EXERCISE DIRECTIONS
Leaving the pictures aside, write out the whole listing below exactly.

INPUT DATA
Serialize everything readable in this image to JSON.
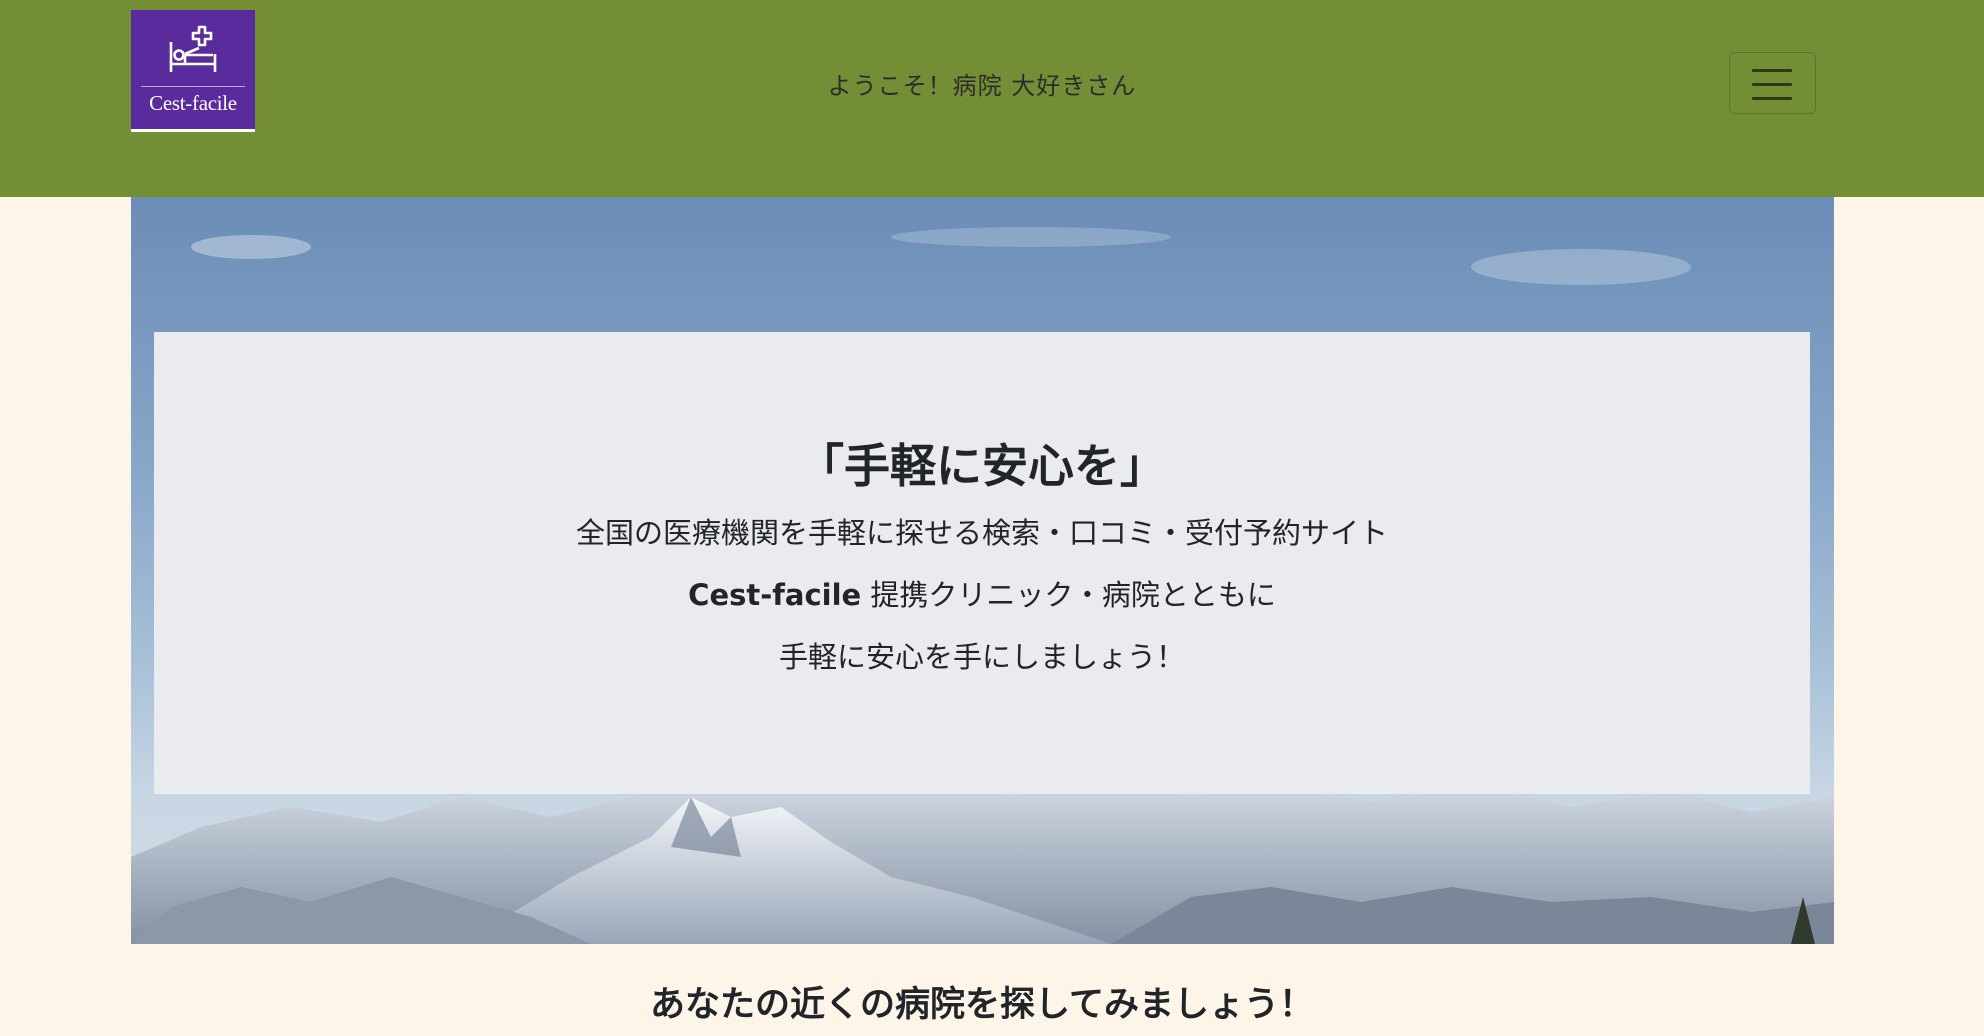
{
  "header": {
    "logo": {
      "icon": "hospital-bed-cross-icon",
      "text": "Cest-facile",
      "background": "#5a2b9c"
    },
    "welcome_text": "ようこそ！病院 大好きさん",
    "menu_icon": "hamburger-menu-icon",
    "background": "#748e35"
  },
  "hero": {
    "background_image": "snowy-mountains-under-blue-sky",
    "title": "「手軽に安心を」",
    "line1": "全国の医療機関を手軽に探せる検索・口コミ・受付予約サイト",
    "line2_brand": "Cest-facile",
    "line2_rest": " 提携クリニック・病院とともに",
    "line3": "手軽に安心を手にしましょう！"
  },
  "section": {
    "title": "あなたの近くの病院を探してみましょう！"
  },
  "colors": {
    "page_background": "#fdf5e8",
    "card_background": "#e9ebee"
  }
}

WRITTEN ANSWER
Serialize everything readable in this image to JSON.
{
  "header": {
    "logo": {
      "icon": "hospital-bed-cross-icon",
      "text": "Cest-facile",
      "background": "#5a2b9c"
    },
    "welcome_text": "ようこそ！病院 大好きさん",
    "menu_icon": "hamburger-menu-icon",
    "background": "#748e35"
  },
  "hero": {
    "background_image": "snowy-mountains-under-blue-sky",
    "title": "「手軽に安心を」",
    "line1": "全国の医療機関を手軽に探せる検索・口コミ・受付予約サイト",
    "line2_brand": "Cest-facile",
    "line2_rest": " 提携クリニック・病院とともに",
    "line3": "手軽に安心を手にしましょう！"
  },
  "section": {
    "title": "あなたの近くの病院を探してみましょう！"
  },
  "colors": {
    "page_background": "#fdf5e8",
    "card_background": "#e9ebee"
  }
}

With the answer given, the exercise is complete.